Wednesday, May 26, 2010

Bright Red Mac

Too many of my posts seem to be about food and food-related topics.

Whatever.  Here’s another one.

The general international viewpoint on American food is that it’s not all that.  And that the portions are too big and that’s why we’re all fat.  But no.  We’re all fat because it’s so damn tasty and that’s why we eat more of it.  And I set out to prove that in 3 easy steps.

Step 1:  macaroni and cheese.  From scratch.  Extra sharp cheddar, parmesan, feta, and gouda.  I made it for the Spanish boys weeks and weeks ago.  They were skeptical at first, but after a few bites, I swear they were horny for the stuff.  But here’s the kicker- when I suggested making it again one night, their faces lit up like little children’s faces on Christmas morning.  Not that I know exactly what that looks like in real life, because I’m Jewish and I don’t like children, but I’ve seen it in movies.  1 point for Phill and the Americans.

I’ve even done gluten-free mac n cheese and kosher mac n cheese a few times, and maybe I’ll meet a gluten-intolerant Jew and be daring enough to do a kosher AND gluten-free mac one of these days.  AND, better yet, I went to a dinner party a few weeks ago which had a red theme (because it was May Day and I think red is somehow associated with that, though I’m American and we don’t have May Day so I’m not entirely sure) and I decided that I needed to represent the USA a bit and do a mac n cheese… in red!  Copious amounts of red food colouring later, I had a neon red (maybe pinkish) dish of pasta that looked a bit like a scene from a horror movie.  (Notice that I added the “u” to coloring!)  But it tasted delicious.  See…


Step 2:  chicken tetrazzini.  Another American classic.  Another win!  They loved it!  I cheated and used the recipe from the Campbell’s soup website (of course I had to go to the American website because Campbell’s Australia didn’t have it), but it was good nonetheless, and it called for about 20 fewer ingredients and 45 fewer steps than making it from scratch like The Food Network’s website suggested.  I believe that is 2 points for Phill and the Americans.  Alycia said it best:

Step 3:  Ok, I haven’t figured out what my next dish will be yet, but I’m sure it will be good.  Besides, I think I’ve already won them over with the first two, so maybe I’ll quit while I’m ahead, though it would be fun to attempt something complicated involving peanut butter.  Comparing American cuisine to Australian cuisine… there’s no comparison.  Australia may have better health care, expanded gay rights, better international reputation, and a more laid-back culture, but the United States has the food.  No “buts”.  The United States has the food.


  1. Chicken fried steak? Chicken pot pie?

  2. Hmmm - there are already lots of meat pies here, and I don't eat beef, but you're thinking in the right direction!

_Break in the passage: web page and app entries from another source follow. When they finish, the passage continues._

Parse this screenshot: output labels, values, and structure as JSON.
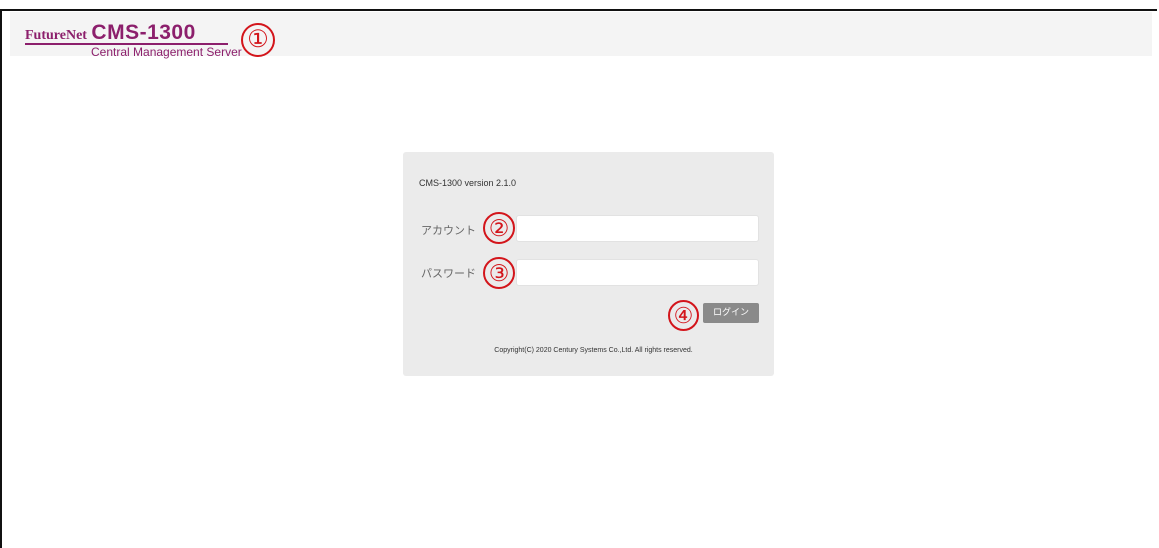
{
  "header": {
    "logo_brand": "FutureNet",
    "logo_product": "CMS-1300",
    "logo_subtitle": "Central Management Server"
  },
  "annotations": {
    "marker_1": "①",
    "marker_2": "②",
    "marker_3": "③",
    "marker_4": "④",
    "color": "#d3151b"
  },
  "login": {
    "version": "CMS-1300 version 2.1.0",
    "account_label": "アカウント",
    "account_value": "",
    "account_placeholder": "",
    "password_label": "パスワード",
    "password_value": "",
    "password_placeholder": "",
    "login_button": "ログイン",
    "copyright": "Copyright(C) 2020 Century Systems Co.,Ltd. All rights reserved."
  },
  "colors": {
    "brand": "#8c1f6c",
    "panel_bg": "#ebebeb",
    "button_bg": "#8a8a8a"
  }
}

  3. Jeebus.
    I love this blog, but I think we need a sense of perspective.

    From your own Campbells Soup recipe for chicken tetrazzini, I presume that when you say that "the United States has the food", you mean that "Americans can pour cans of slop into a baking dish and reheat it better than anyone".

    Please, tel me I'm wrong.

  4. Why spend hours cooking when you can take the easy way and still have it taste delicious??? :)